Today we are pleased to share a piece by a dynamic college Sophomore, Hannah Foley. In this post, she writes about her own personal AAC journey and how it has shaped her career aspirations.
Pinpointing your passions and determining what you want to do for the rest of your life at the age of eighteen is not a simple task for everyone. Most kids are just hoping to finish high school on a strong note, graduate, and move away from their annoying parents. However, my situation is a little different.
My name is Hannah Foley and I have mixed athetoid cerebral palsy. As many people with cerebral palsy do, I use a power wheelchair for mobility. However, there is something unique about me. I use an iPad as my communication device.
Since my disability impacts my gross motor and fine motor skills and also affects my speech, picking a career that I could be successful in but one in which I also was interested was a challenge. Throughout grade school and half of high school, I was very opposed to using Augmentative and Alternative Communication (AAC), and even refused to have my communication device mounted to my wheelchair so I could access it whenever I wanted or needed to use it. Then, during my freshman year of high school, I started working with Matthew Baud, who is a speech-language pathologist (SLP) and an AAC specialist. Matt quickly noticed my strong opposition to using AAC. He sat me down and asked me why I had such opposition. I explained to him that it makes me feel even more different from my peers than I already am. Matt was very straightforward with me and explained that if I was going to go to college and be a successful member of society, I had to stop relying on an aide or family member to interpret for me. I had no choice other than to use AAC to be independent. I thought long and hard about his words to me.
Then, something clicked one day! I realized that Matt, along with various other people, knew what he was talking about. I allowed my iPad to be mounted on my wheelchair and slowly began using it in social situations and to give presentations for classes. Senior year of high school rolled around and you know what that means….. picking a college and a future career!
Choosing both of those things is no simple task for any eighteen year old. I knew that I wanted to attend the University of Illinois at Urbana-Champaign. Although it was going to be very difficult to be admitted, I never gave up on my dream and my family and friends never stopped supporting me. I took the ACT three times and the third time was the charm! I finally got a high enough score to be considered for admission to the university. The next challenge was to select my major.

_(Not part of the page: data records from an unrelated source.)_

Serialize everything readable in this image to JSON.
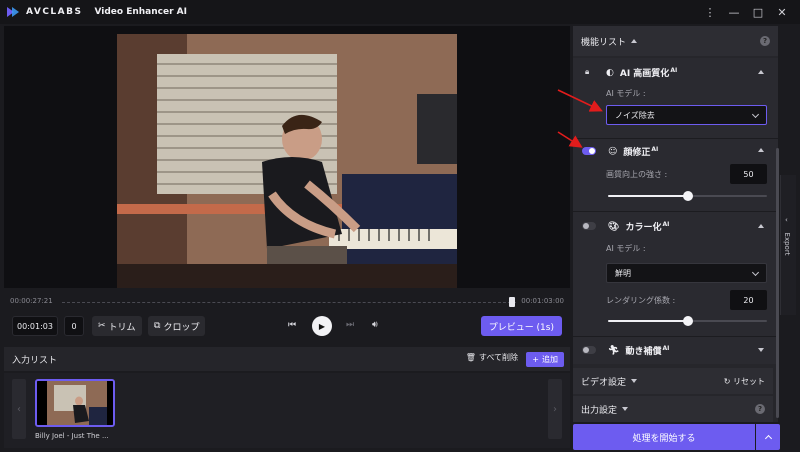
{
  "app": {
    "brand": "AVCLABS",
    "title": "Video Enhancer AI",
    "window_controls": [
      "⋮",
      "—",
      "□",
      "✕"
    ]
  },
  "player": {
    "time_start": "00:00:27:21",
    "time_end": "00:01:03:00",
    "current_time": "00:01:03",
    "frame": "0",
    "trim_label": "トリム",
    "crop_label": "クロップ",
    "preview_label": "プレビュー (1s)"
  },
  "input_list": {
    "title": "入力リスト",
    "delete_all": "すべて削除",
    "add": "追加",
    "items": [
      {
        "name": "Billy Joel - Just The ..."
      }
    ]
  },
  "features": {
    "header": "機能リスト",
    "help": "?",
    "ai_upscale": {
      "title": "AI 高画質化",
      "ai": "AI",
      "model_label": "AI モデル :",
      "model_value": "ノイズ除去"
    },
    "face": {
      "title": "顔修正",
      "ai": "AI",
      "enabled": true,
      "strength_label": "画質向上の強さ :",
      "strength_value": "50",
      "strength_fraction": 0.5
    },
    "colorize": {
      "title": "カラー化",
      "ai": "AI",
      "enabled": false,
      "model_label": "AI モデル :",
      "model_value": "鮮明",
      "render_label": "レンダリング係数 :",
      "render_value": "20",
      "render_fraction": 0.5
    },
    "motion": {
      "title": "動き補償",
      "ai": "AI",
      "enabled": false
    }
  },
  "video_settings": {
    "title": "ビデオ設定",
    "reset": "リセット"
  },
  "output_settings": {
    "title": "出力設定",
    "help": "?"
  },
  "start_button": "処理を開始する",
  "export_tab": "Export",
  "colors": {
    "accent": "#6d5cf0",
    "annotation_arrow": "#e21c1c"
  }
}
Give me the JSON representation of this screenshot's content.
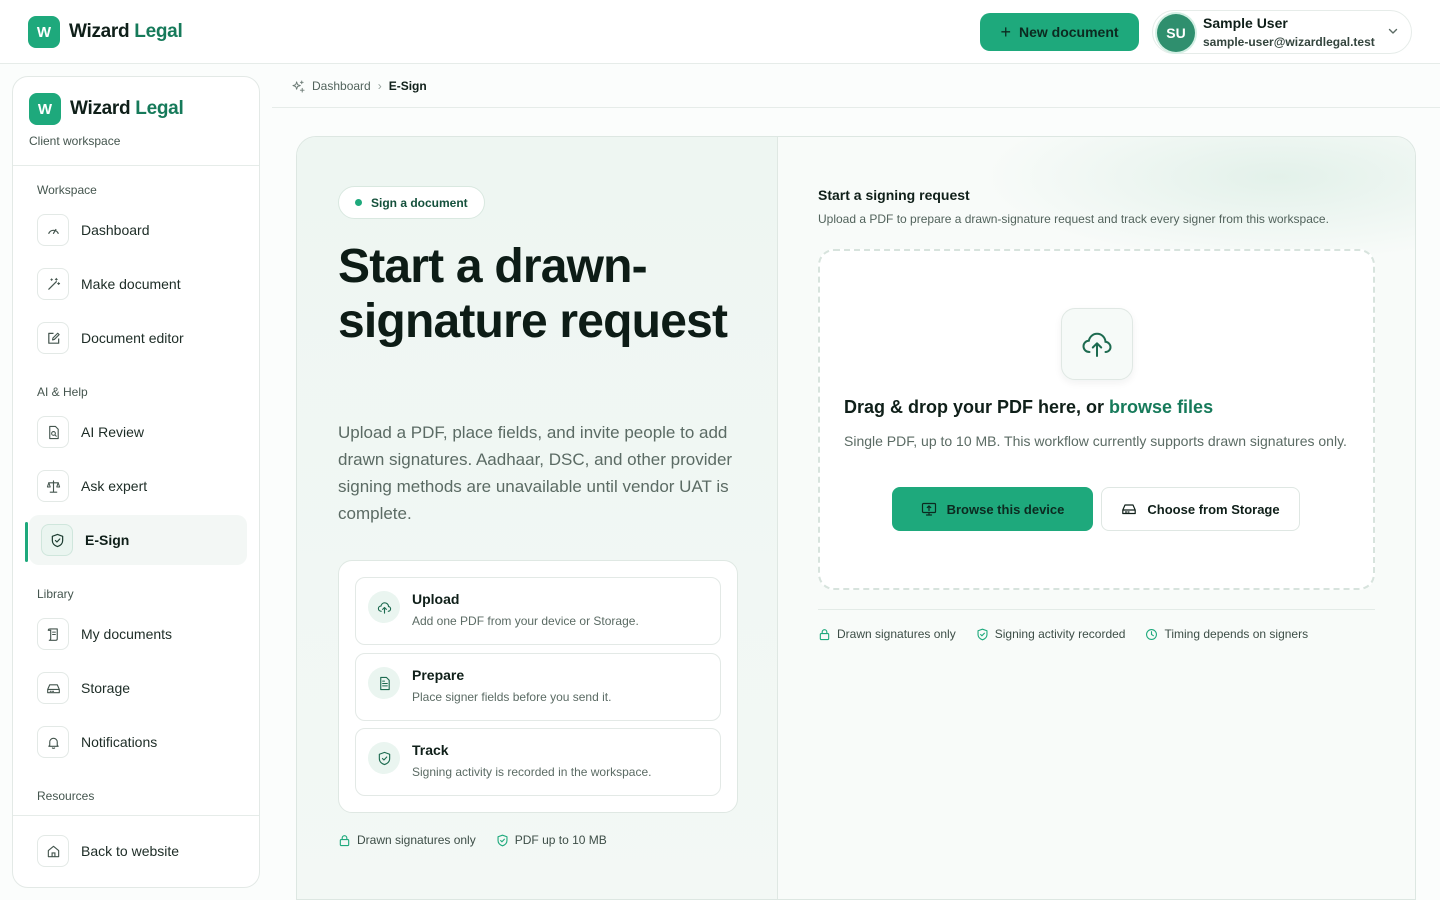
{
  "brand": {
    "initial": "W",
    "name_main": "Wizard",
    "name_accent": "Legal"
  },
  "topbar": {
    "new_document_label": "New document",
    "user": {
      "initials": "SU",
      "name": "Sample User",
      "email": "sample-user@wizardlegal.test"
    }
  },
  "sidebar": {
    "subtitle": "Client workspace",
    "sections": {
      "workspace": "Workspace",
      "ai_help": "AI & Help",
      "library": "Library",
      "resources": "Resources"
    },
    "items": {
      "dashboard": "Dashboard",
      "make_document": "Make document",
      "document_editor": "Document editor",
      "ai_review": "AI Review",
      "ask_expert": "Ask expert",
      "esign": "E-Sign",
      "my_documents": "My documents",
      "storage": "Storage",
      "notifications": "Notifications",
      "back_to_website": "Back to website"
    },
    "active_item": "esign"
  },
  "breadcrumb": {
    "parent": "Dashboard",
    "current": "E-Sign"
  },
  "hero": {
    "pill": "Sign a document",
    "title": "Start a drawn-signature request",
    "body": "Upload a PDF, place fields, and invite people to add drawn signatures. Aadhaar, DSC, and other provider signing methods are unavailable until vendor UAT is complete."
  },
  "steps": [
    {
      "title": "Upload",
      "desc": "Add one PDF from your device or Storage.",
      "icon": "cloud-upload-icon"
    },
    {
      "title": "Prepare",
      "desc": "Place signer fields before you send it.",
      "icon": "document-icon"
    },
    {
      "title": "Track",
      "desc": "Signing activity is recorded in the workspace.",
      "icon": "shield-check-icon"
    }
  ],
  "left_badges": {
    "drawn": "Drawn signatures only",
    "pdf": "PDF up to 10 MB"
  },
  "request": {
    "title": "Start a signing request",
    "subtitle": "Upload a PDF to prepare a drawn-signature request and track every signer from this workspace.",
    "drop_title": "Drag & drop your PDF here, or ",
    "drop_link": "browse files",
    "drop_desc": "Single PDF, up to 10 MB. This workflow currently supports drawn signatures only.",
    "browse_label": "Browse this device",
    "storage_label": "Choose from Storage"
  },
  "right_badges": {
    "drawn": "Drawn signatures only",
    "activity": "Signing activity recorded",
    "timing": "Timing depends on signers"
  },
  "colors": {
    "accent": "#1ea97c",
    "accent_dark": "#167a5a",
    "text": "#0f1f19"
  }
}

My mom and I had brainstormed various different career paths in which I was interested. I thought that I would like to pursue a degree in social media marketing for some time, but then…. something changed.
One morning during my senior year of high school, my mom was driving me to school. Instead of thinking about how I was going to tackle my physics test I had first period, I was thinking about what I was going to do after graduation that May and for the rest of my life. On my way to school, I said to my mom, “Mom, I don’t think I want to do social media marketing. I want to be like Matt and help others just like he helped me.”
My mom was very receptive to my desires and was very encouraging. I just think she was excited to know that I had some direction to what I wanted to do with my life, as any parent would be. I decided to apply to the Department of Communication in the College of Liberal Arts and Sciences. Decision day for the University of Illinois quickly approached and the next thing I knew, it was here!
On February 5, 2016, I found out that I was admitted to U of I. That was one of the best days of my life. I had just gotten accepted into one of the best institutions in the country. After I let the news settle in, I started thinking about how I could prepare myself for my future career.
I had been a guest speaker for Matt Baud’s AAC class for a few summers, but I wanted more experience. I began reaching out to my resources and I was fortunate enough to be asked to be a mentor to other clients who use AAC at the therapy center that I attended.
Then, my SLP at my high school nominated me for the Infinitec Student Technology Award during my senior year. I had the honor of not only receiving the award, but giving a ten minute speech at the end of the night. This event allowed me to make professional connections with some of the staff from Infinitec. These connections eventually led to an opportunity for me to gain some work experience in the AAC field last summer.
Last summer, I was an intern at Technology & Language Center, Inc., a clinic which serves children and young adults using AAC. During my internship, I worked on a social skills intervention project. For the project, I programmed pragmatic vocabulary for a variety of AAC systems, made PowerPoint and Book Creator social stories, and even acted in video models along with another intern. In addition, I helped facilitate conversation using AAC during speech therapy sessions with clients using AAC. These experiences confirmed to me that this is what I want to do as my future career. I absolutely loved it!
I face challenges each and every day, but I would not want my life any other way. My disability doesn’t define me; it’s simply just part of who I am. My disability has given me so many wonderful experiences and opportunities. I am truly fortunate to have such supportive people in my life who encourage me to be my best self and to strive to reach my dreams. I could not be more excited to see where this journey takes me next and explore the next chapter of my life working in the field of AAC!
Hannah Foley is studying communication at the University of Illinois at Urbana-Champaign. She enjoys traveling, spending time with family and friends, and helping others. She has many aspirations in life, with one of the biggest being an AAC specialist and helping people like herself succeed in all aspects of life.
Jill E Senner, PhD, CCC-SLP